Segment Start: Entries supplied

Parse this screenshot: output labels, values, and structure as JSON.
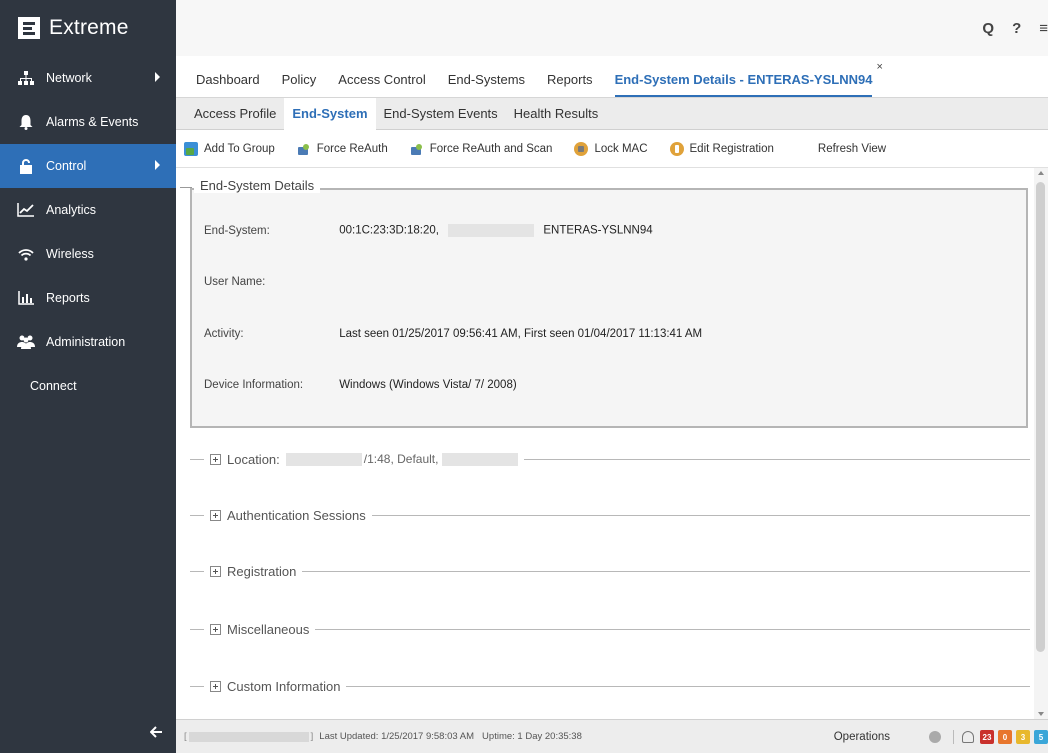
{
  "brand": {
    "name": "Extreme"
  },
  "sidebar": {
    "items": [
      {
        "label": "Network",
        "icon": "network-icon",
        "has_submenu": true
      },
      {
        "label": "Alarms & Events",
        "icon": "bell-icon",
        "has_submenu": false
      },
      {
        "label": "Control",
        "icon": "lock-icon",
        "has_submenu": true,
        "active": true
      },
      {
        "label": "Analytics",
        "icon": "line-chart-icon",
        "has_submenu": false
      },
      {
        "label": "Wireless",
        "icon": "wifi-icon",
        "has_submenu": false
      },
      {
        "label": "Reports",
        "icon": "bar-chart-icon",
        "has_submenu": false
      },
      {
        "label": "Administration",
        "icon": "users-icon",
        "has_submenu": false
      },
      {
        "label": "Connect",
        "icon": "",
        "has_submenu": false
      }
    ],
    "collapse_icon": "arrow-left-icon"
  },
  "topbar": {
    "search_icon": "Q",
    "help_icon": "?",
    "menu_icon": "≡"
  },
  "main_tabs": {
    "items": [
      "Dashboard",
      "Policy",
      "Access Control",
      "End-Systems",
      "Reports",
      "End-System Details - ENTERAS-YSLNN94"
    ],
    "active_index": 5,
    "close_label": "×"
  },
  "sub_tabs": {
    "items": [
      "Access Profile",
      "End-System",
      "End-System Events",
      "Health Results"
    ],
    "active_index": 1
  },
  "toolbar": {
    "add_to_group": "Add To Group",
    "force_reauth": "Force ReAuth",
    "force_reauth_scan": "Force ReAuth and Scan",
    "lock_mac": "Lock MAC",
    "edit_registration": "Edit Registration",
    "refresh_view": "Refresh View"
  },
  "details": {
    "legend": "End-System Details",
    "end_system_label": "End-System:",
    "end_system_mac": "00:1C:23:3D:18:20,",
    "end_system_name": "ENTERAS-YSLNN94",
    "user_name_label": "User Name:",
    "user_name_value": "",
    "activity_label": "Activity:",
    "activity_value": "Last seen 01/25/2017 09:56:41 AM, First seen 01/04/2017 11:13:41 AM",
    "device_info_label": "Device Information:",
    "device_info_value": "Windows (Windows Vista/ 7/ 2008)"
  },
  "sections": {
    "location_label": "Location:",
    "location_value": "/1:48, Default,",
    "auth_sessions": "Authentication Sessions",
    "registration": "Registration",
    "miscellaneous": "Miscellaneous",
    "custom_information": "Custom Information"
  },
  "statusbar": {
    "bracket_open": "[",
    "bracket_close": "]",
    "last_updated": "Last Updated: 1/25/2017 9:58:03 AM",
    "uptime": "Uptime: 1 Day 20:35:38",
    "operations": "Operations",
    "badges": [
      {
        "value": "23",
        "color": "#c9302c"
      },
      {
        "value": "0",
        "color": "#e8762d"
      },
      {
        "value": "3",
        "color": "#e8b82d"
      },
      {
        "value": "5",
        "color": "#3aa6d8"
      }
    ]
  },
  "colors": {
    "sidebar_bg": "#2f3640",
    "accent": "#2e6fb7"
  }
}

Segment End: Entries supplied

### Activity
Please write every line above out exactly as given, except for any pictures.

### Answer to the exercise
Parse this screenshot: output labels, values, and structure as JSON.
{
  "brand": {
    "name": "Extreme"
  },
  "sidebar": {
    "items": [
      {
        "label": "Network",
        "icon": "network-icon",
        "has_submenu": true
      },
      {
        "label": "Alarms & Events",
        "icon": "bell-icon",
        "has_submenu": false
      },
      {
        "label": "Control",
        "icon": "lock-icon",
        "has_submenu": true,
        "active": true
      },
      {
        "label": "Analytics",
        "icon": "line-chart-icon",
        "has_submenu": false
      },
      {
        "label": "Wireless",
        "icon": "wifi-icon",
        "has_submenu": false
      },
      {
        "label": "Reports",
        "icon": "bar-chart-icon",
        "has_submenu": false
      },
      {
        "label": "Administration",
        "icon": "users-icon",
        "has_submenu": false
      },
      {
        "label": "Connect",
        "icon": "",
        "has_submenu": false
      }
    ],
    "collapse_icon": "arrow-left-icon"
  },
  "topbar": {
    "search_icon": "Q",
    "help_icon": "?",
    "menu_icon": "≡"
  },
  "main_tabs": {
    "items": [
      "Dashboard",
      "Policy",
      "Access Control",
      "End-Systems",
      "Reports",
      "End-System Details - ENTERAS-YSLNN94"
    ],
    "active_index": 5,
    "close_label": "×"
  },
  "sub_tabs": {
    "items": [
      "Access Profile",
      "End-System",
      "End-System Events",
      "Health Results"
    ],
    "active_index": 1
  },
  "toolbar": {
    "add_to_group": "Add To Group",
    "force_reauth": "Force ReAuth",
    "force_reauth_scan": "Force ReAuth and Scan",
    "lock_mac": "Lock MAC",
    "edit_registration": "Edit Registration",
    "refresh_view": "Refresh View"
  },
  "details": {
    "legend": "End-System Details",
    "end_system_label": "End-System:",
    "end_system_mac": "00:1C:23:3D:18:20,",
    "end_system_name": "ENTERAS-YSLNN94",
    "user_name_label": "User Name:",
    "user_name_value": "",
    "activity_label": "Activity:",
    "activity_value": "Last seen 01/25/2017 09:56:41 AM, First seen 01/04/2017 11:13:41 AM",
    "device_info_label": "Device Information:",
    "device_info_value": "Windows (Windows Vista/ 7/ 2008)"
  },
  "sections": {
    "location_label": "Location:",
    "location_value": "/1:48, Default,",
    "auth_sessions": "Authentication Sessions",
    "registration": "Registration",
    "miscellaneous": "Miscellaneous",
    "custom_information": "Custom Information"
  },
  "statusbar": {
    "bracket_open": "[",
    "bracket_close": "]",
    "last_updated": "Last Updated: 1/25/2017 9:58:03 AM",
    "uptime": "Uptime: 1 Day 20:35:38",
    "operations": "Operations",
    "badges": [
      {
        "value": "23",
        "color": "#c9302c"
      },
      {
        "value": "0",
        "color": "#e8762d"
      },
      {
        "value": "3",
        "color": "#e8b82d"
      },
      {
        "value": "5",
        "color": "#3aa6d8"
      }
    ]
  },
  "colors": {
    "sidebar_bg": "#2f3640",
    "accent": "#2e6fb7"
  }
}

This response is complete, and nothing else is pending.